* [WHAT IS NEEDED] For the data that follows, report how many lines contain the word "Library", and nothing else.

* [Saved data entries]

::::::

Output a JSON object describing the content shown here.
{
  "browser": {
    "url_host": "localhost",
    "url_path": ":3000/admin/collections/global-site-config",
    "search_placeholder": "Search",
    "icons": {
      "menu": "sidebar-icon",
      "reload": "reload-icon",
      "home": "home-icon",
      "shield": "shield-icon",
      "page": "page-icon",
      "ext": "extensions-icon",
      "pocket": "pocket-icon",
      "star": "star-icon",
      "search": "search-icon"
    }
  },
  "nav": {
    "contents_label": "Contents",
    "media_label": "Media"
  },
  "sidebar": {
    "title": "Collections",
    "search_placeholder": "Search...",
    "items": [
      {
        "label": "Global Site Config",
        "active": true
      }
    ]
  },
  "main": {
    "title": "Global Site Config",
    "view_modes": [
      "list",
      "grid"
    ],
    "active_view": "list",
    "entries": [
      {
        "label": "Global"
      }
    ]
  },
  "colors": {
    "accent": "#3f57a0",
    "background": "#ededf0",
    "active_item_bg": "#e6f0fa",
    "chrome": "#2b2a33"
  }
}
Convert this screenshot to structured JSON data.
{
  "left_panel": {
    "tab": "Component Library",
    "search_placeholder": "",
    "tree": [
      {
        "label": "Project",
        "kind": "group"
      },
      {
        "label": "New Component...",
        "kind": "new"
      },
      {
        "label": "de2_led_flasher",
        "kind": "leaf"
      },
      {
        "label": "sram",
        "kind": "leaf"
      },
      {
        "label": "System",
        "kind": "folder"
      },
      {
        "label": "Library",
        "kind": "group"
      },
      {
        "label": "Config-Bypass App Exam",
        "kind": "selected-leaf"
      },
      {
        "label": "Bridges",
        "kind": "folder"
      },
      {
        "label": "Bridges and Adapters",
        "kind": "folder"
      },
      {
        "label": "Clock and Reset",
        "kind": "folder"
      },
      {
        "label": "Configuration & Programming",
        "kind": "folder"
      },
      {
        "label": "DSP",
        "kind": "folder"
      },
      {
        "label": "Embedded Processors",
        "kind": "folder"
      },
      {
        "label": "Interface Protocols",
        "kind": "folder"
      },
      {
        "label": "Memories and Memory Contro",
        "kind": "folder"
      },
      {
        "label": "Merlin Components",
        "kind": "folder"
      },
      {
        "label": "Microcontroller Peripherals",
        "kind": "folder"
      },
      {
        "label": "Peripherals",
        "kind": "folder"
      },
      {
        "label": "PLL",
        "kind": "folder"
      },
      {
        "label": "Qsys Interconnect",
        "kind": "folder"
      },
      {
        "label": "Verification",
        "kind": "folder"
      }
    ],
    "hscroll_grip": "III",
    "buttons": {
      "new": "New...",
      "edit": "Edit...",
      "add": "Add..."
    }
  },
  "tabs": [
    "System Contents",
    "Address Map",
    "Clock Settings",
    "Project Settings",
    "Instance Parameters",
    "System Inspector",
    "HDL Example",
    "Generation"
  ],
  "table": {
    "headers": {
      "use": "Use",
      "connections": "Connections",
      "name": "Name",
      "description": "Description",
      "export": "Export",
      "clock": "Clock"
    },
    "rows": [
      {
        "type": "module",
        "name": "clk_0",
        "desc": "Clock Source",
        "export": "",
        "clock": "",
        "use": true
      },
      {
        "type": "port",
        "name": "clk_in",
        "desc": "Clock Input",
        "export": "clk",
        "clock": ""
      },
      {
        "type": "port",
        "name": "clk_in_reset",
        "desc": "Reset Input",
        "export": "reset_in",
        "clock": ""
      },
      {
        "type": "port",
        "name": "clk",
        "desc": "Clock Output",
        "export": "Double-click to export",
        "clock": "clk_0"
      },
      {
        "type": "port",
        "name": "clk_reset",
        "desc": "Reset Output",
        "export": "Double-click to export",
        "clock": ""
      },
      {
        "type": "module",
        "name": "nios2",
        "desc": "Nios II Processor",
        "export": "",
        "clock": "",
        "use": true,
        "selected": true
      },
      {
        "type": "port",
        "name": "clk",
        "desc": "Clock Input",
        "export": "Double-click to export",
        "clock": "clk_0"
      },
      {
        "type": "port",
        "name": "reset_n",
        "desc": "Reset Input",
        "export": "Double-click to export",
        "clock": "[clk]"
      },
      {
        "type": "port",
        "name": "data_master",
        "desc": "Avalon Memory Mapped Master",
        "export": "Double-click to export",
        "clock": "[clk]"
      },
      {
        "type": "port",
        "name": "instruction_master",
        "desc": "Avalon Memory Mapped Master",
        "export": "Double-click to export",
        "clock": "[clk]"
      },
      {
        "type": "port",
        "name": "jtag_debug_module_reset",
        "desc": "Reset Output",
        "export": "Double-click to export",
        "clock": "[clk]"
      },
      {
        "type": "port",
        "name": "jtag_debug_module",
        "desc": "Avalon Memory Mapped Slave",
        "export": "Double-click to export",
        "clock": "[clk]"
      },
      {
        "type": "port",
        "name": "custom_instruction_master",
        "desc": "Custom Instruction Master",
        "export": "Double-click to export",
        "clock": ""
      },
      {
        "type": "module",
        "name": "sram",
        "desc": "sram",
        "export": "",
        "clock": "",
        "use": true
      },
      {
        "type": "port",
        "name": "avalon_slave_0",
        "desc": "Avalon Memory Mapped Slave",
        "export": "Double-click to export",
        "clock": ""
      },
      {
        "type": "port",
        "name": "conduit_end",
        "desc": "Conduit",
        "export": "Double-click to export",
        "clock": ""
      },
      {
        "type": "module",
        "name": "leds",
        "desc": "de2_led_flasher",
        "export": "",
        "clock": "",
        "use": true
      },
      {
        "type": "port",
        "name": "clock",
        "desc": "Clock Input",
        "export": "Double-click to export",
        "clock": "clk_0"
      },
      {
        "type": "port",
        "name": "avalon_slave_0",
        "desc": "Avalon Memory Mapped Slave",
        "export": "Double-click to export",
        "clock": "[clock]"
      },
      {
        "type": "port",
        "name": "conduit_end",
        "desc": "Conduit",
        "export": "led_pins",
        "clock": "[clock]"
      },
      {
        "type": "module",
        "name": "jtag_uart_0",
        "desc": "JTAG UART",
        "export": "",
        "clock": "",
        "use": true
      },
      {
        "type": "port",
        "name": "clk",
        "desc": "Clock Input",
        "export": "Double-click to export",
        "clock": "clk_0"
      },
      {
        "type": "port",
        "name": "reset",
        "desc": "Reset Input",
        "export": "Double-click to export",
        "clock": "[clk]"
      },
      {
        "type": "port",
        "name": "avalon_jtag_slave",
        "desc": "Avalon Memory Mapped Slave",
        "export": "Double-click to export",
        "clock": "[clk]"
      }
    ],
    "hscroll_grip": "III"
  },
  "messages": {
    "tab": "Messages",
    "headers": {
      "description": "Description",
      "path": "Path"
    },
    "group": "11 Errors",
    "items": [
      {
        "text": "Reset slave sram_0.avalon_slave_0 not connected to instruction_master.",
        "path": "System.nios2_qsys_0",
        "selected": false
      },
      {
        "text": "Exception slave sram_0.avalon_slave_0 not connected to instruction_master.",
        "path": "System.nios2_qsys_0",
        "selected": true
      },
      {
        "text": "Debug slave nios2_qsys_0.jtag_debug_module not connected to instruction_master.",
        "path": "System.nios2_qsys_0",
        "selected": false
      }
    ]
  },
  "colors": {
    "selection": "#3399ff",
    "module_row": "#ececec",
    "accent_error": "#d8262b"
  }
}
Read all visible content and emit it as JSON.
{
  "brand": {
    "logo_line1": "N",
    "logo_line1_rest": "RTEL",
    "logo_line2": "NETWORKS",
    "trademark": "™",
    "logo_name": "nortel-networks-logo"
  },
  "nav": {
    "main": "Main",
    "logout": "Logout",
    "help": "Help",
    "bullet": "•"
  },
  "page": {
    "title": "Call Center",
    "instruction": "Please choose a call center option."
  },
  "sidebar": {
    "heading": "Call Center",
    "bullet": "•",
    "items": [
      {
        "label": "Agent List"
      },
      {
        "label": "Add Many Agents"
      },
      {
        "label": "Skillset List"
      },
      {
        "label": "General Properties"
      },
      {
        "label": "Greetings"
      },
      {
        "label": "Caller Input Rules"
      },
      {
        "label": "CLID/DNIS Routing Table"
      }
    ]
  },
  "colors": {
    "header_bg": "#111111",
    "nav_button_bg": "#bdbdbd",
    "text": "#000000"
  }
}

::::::

* [TASK SOLUTION] 2